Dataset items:
Start of Block

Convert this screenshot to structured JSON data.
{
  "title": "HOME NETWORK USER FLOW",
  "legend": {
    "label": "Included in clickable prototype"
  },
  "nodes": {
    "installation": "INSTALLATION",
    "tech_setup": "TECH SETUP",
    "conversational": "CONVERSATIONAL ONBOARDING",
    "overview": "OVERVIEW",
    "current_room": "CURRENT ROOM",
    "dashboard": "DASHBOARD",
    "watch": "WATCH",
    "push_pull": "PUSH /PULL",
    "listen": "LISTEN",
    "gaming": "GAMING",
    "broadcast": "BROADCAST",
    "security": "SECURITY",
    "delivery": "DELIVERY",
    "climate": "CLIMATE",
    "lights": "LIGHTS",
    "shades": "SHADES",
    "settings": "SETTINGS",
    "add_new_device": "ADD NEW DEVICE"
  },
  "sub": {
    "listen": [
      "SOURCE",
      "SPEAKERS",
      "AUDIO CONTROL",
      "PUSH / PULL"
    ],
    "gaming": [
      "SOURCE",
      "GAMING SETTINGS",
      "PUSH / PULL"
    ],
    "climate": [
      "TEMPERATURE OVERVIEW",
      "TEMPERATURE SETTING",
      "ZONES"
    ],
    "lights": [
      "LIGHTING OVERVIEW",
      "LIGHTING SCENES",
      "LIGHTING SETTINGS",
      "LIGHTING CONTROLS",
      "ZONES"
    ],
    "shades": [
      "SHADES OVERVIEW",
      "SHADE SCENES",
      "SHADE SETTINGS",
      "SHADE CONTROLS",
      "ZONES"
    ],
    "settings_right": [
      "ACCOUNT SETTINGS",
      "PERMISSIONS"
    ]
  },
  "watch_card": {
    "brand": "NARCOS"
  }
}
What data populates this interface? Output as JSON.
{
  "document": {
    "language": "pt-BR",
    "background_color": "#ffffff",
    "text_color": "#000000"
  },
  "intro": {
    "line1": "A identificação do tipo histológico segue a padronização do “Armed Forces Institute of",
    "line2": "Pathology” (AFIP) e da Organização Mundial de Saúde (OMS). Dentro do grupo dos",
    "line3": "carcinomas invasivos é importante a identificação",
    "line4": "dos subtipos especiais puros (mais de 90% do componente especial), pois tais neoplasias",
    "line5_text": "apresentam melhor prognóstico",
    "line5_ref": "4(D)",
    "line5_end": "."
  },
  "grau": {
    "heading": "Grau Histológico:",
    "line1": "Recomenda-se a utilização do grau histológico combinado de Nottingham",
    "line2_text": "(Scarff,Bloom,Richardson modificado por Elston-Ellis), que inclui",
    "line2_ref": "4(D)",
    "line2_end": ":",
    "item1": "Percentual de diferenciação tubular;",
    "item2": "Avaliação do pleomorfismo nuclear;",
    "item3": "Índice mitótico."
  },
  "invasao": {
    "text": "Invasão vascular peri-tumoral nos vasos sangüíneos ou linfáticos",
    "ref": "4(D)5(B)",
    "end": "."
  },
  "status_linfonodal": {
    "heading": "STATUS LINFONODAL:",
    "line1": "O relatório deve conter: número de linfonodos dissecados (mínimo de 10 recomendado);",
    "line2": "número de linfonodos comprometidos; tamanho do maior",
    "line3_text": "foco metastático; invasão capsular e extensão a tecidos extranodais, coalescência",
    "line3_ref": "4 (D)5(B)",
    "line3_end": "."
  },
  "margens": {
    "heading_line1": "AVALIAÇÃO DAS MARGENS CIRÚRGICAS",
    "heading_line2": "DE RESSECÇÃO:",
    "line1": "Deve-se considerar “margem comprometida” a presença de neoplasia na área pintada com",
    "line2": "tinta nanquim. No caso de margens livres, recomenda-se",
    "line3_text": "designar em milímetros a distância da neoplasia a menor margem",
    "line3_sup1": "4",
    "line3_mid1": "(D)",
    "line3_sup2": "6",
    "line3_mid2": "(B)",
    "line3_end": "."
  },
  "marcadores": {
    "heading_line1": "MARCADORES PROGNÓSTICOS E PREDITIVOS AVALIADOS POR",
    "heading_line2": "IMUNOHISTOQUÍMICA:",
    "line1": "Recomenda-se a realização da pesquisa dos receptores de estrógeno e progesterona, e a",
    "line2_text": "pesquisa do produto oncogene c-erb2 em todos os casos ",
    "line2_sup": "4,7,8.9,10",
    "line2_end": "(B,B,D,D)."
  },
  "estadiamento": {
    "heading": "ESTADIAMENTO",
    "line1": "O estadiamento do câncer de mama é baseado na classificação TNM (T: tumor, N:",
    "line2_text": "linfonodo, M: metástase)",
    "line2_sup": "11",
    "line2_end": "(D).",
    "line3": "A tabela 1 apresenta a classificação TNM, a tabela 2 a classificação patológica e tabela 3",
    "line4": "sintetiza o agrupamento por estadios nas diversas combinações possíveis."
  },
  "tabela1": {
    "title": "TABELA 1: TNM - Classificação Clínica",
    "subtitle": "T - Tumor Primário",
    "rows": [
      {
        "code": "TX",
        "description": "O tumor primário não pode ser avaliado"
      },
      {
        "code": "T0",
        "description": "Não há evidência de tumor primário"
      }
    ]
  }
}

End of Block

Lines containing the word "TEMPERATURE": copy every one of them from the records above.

Result below:
      "TEMPERATURE OVERVIEW",
      "TEMPERATURE SETTING",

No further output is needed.